 The planned historical exhibition was to be quite impressive – consisting of 60 portraits, 80 books, manuscripts, and original founding university charters borrowed from the Central History Archive. Most of the original materials, especially portraits, were going to be borrowed from other museums, while others were to be created on order by well known portrait artists of the period. Unfortunately, the exhibition as planned was not to be. Photocopies rather than original portraits were displayed, so that they would not contrast too much with the black and white photographs of the Soviet scientists and scholars on display in the main, Soviet-period exhibition. Remnants of the old historical exhibition are still on display in the sacristy and side chapels of the church. Portraits especially painted for this exhibition, such as those by the painter Vytautas Ciplijauskas, and bas-relief sculptures created by Gediminas Jokūbonis and Juozas Kėdainis, are also still on display on the church walls and pillars.
The museum’s first director Žilėnas was also responsible for acquiring the first significant collections/acquisitions for the museum.
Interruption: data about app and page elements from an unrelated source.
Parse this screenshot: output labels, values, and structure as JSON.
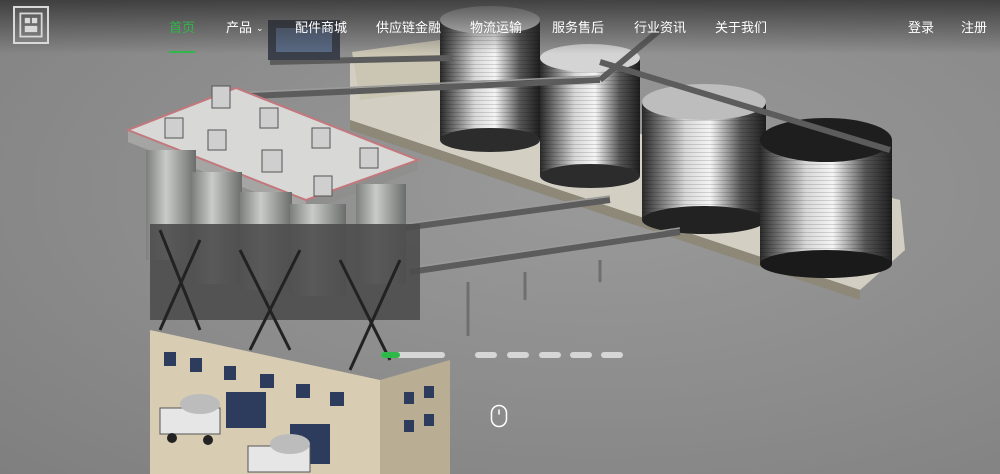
{
  "brand": {
    "logo": "logo-icon"
  },
  "nav": {
    "items": [
      {
        "label": "首页",
        "active": true
      },
      {
        "label": "产品",
        "has_dropdown": true
      },
      {
        "label": "配件商城"
      },
      {
        "label": "供应链金融"
      },
      {
        "label": "物流运输"
      },
      {
        "label": "服务售后"
      },
      {
        "label": "行业资讯"
      },
      {
        "label": "关于我们"
      }
    ],
    "accent": "#2fb84a"
  },
  "auth": {
    "login": "登录",
    "register": "注册"
  },
  "carousel": {
    "slide_count": 7,
    "active_index": 0,
    "active_progress": 0.3,
    "scroll_hint": "mouse-icon"
  }
}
One of the most valuable ones was the numismatics collection of Povilas Karazijas, which also included valuable works of graphic art, rare books, especially the first editions of the Third Lithuanian Statute, and rare ritual objects belonging to a Vilnius University Masonic lodge. Scope of collecting was not limited to artifacts associated with the history of the university but broadened to include Lithuanian history in general. One of the outstanding acquisitions of the period was the Vilnius (Ribiškis) silver bar treasure: Lithuanian silver bars, Kievan grivinas, and Great Novgorod rubles from the 12th – 15th centuries. Over 350 19th-century lithographs from the Album de Wilna [Vilnius album] by Jonas K. Vilčinskas were added to the collections as well as manuscript books from the 16th-18th centuries. The museum also has a valuable collection of university diplomas, seals, medals, and iconography.
After the death of director Žilėnas in 1982, the museum had four other directors until it became part of the university library in 2006. With the establishment of the University Museum in 2010, the museum once again became a separate, non-academic branch of the university, with a more focused mission and more limited scope of collecting, namely the history of Vilnius University.